Tuesday, November 26, 2019

Prix Pictet

Pictet Group is some fashion of wealth management organization, about $USD500B under management which makes them moderately big fish even in that particular pond. They sponsor an annual prize for Art, something something sustainability. They get a certain amount of ineffectual blowback from artists because, well, because Pictet and Pictet's customers are a large part of the problem here. So, fair enough.

Someone I have never heard of until today, Lisa Stein, wrote a piece on it, and specifically requested feedback. Probably not from people like me, but whatever.

You can read her piece here and it's worth reading, so you ought to. I'll wait.

dum dee dum

Ok, what I got out of her piece is that the Prix Pictet operation is, essentially, a fairly bland and obvious marketing operation. They are packaging Political/Protest Art in a way that is broadly appealing. There are a lot of details, but it's the same playbook you use to sell luxury cars, or athletic shoes. What, exactly, they're selling is a bit mysterious to me. They are, obviously, Art-washing Pictet itself. They are also selling the Art itself and the Artists, though. The Art is selected and packaged to be inoffensive, broadly appealing, despite its often fairly serious political content.

So, the question is, is this good or bad?

On the one hand, the operation is clearly, willfully, de-fanging the Art. There are no angry mobs shouting "EAT THE RICH!" here. There isn't really a lot of anger at all. In contrast to the content itself, the mood is vaguely upbeat. Often it is borderline offensive in its upbeatness.

This is definitely gonna get the choir angered, and angered they duly are every year about this time. They write grouchy tweets and think pieces. And, you know, they're not wrong. Pictet is part of the problem. Wealth, in general, is trouble, and it's all over and interwined with Art, and that sucks.

Worse, Wealth seems to be inoculated against the effects of political art. Billionaires will cheerfully purchase Art which directly calls for their destruction, if that Art is valuable in some fashion. They just don't seem to care.

Still, Pictet may not be without value. I direct your attention to my immensely long and boring think piece on how minds are changed.

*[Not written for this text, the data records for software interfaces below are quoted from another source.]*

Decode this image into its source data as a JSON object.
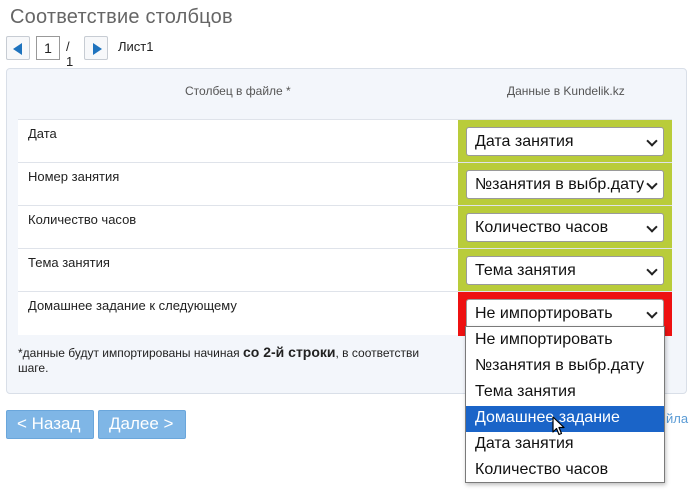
{
  "page": {
    "title": "Соответствие столбцов"
  },
  "pager": {
    "current": "1",
    "total": "/ 1",
    "sheet": "Лист1"
  },
  "table": {
    "col_file": "Столбец в файле *",
    "col_data": "Данные в Kundelik.kz",
    "rows": [
      {
        "label": "Дата",
        "value": "Дата занятия",
        "status": "ok"
      },
      {
        "label": "Номер занятия",
        "value": "№занятия в выбр.дату",
        "status": "ok"
      },
      {
        "label": "Количество часов",
        "value": "Количество часов",
        "status": "ok"
      },
      {
        "label": "Тема занятия",
        "value": "Тема занятия",
        "status": "ok"
      },
      {
        "label": "Домашнее задание к следующему",
        "value": "Не импортировать",
        "status": "error"
      }
    ]
  },
  "note": {
    "prefix": "*данные будут импортированы начиная ",
    "bold": "со 2-й строки",
    "suffix": ", в соответстви",
    "line2": "шаге."
  },
  "buttons": {
    "back": "< Назад",
    "next": "Далее >",
    "link_tail": "йла"
  },
  "dropdown": {
    "options": [
      "Не импортировать",
      "№занятия в выбр.дату",
      "Тема занятия",
      "Домашнее задание",
      "Дата занятия",
      "Количество часов"
    ],
    "highlighted": "Домашнее задание"
  },
  "colors": {
    "ok": "#b9cc3a",
    "error": "#ee1111",
    "highlight": "#1a64c8",
    "button": "#7fb6e6"
  }
}
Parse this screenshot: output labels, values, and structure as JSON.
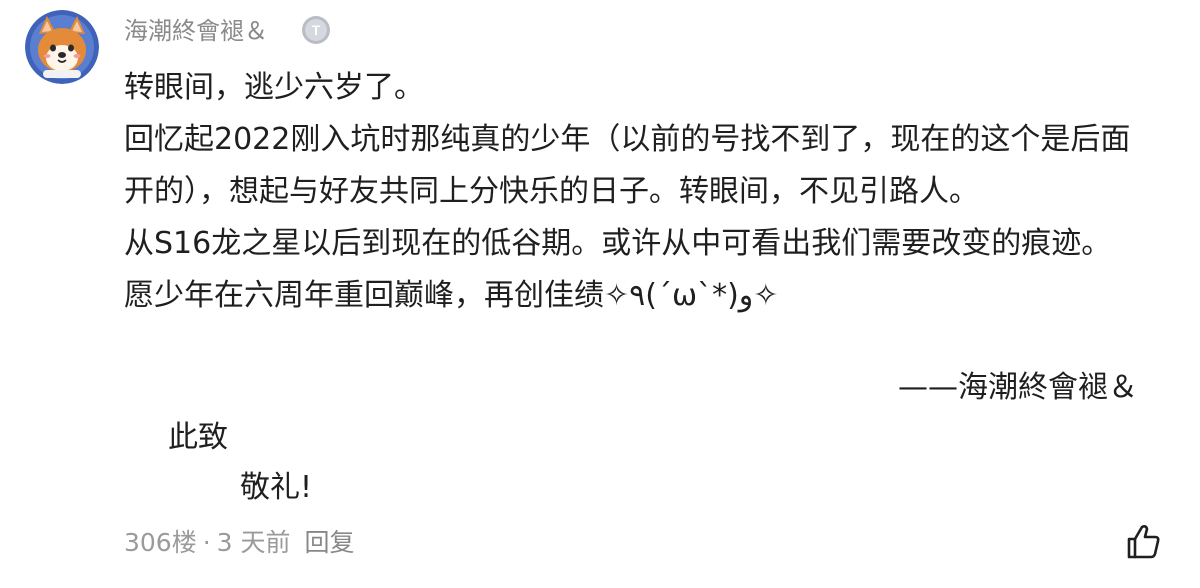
{
  "comment": {
    "username": "海潮終會褪＆",
    "level_badge": "T",
    "body_lines": [
      "转眼间，逃少六岁了。",
      "回忆起2022刚入坑时那纯真的少年（以前的号找不到了，现在的这个是后面开的），想起与好友共同上分快乐的日子。转眼间，不见引路人。",
      "从S16龙之星以后到现在的低谷期。或许从中可看出我们需要改变的痕迹。",
      "愿少年在六周年重回巅峰，再创佳绩✧٩(ˊωˋ*)و✧"
    ],
    "signature": "——海潮終會褪＆",
    "closing_line_1": "此致",
    "closing_line_2": "敬礼!",
    "floor": "306楼",
    "separator": "·",
    "time": "3 天前",
    "reply_label": "回复"
  },
  "icons": {
    "avatar": "shiba-dog-avatar",
    "level_badge": "level-badge-icon",
    "like": "thumbs-up-icon"
  },
  "colors": {
    "username": "#8a8a8a",
    "body_text": "#1f1f1f",
    "meta_text": "#9a9a9a",
    "avatar_bg": "#3f63b8",
    "badge_bg": "#b9bcc5"
  }
}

And argument could be made that the Prix Pictet, with its bland and inoffensive marketing, is delicately smuggling in ideas to where they might do some real good. While billionaires do seem to be largely immune to the effects of political Art, perhaps by trying a variety of different venues, approaches, methods, the world as a whole can incrementally push the thinking of billionaires in a positive direction.

It is at any rate not completely impossible that Prix Pictet is normalizing a set of ideas within the community of the Very Wealthy, ideas which are in general not normal within that group. If so, that would be a good of perhaps almost incalculable worth.

You're not going to change the minds of billionaires much with a mob of angry sign-waving proles, unless you're willing to accept simply switching it off with a guillotine as "changing their minds." It is possible that a deft marketing campaign of inoffensive packaging of modestly radical Art might contribute something positive here. I dunno. It feels like a long shot.

But again, the value of a success here could be very very high, so perhaps it's worth some long shots.

I'm certainly not saying that the Prix Pictet operation is some sort of deep-cover psy-ops campaign against the Super Rich, that would be silly. If it is doing anything positive, it is as much by accident as anything else. It seems to be, at worst, harmless, though. And it injects a little cash into the Art World, right? So, that's not a bad thing.

No comments:

Post a Comment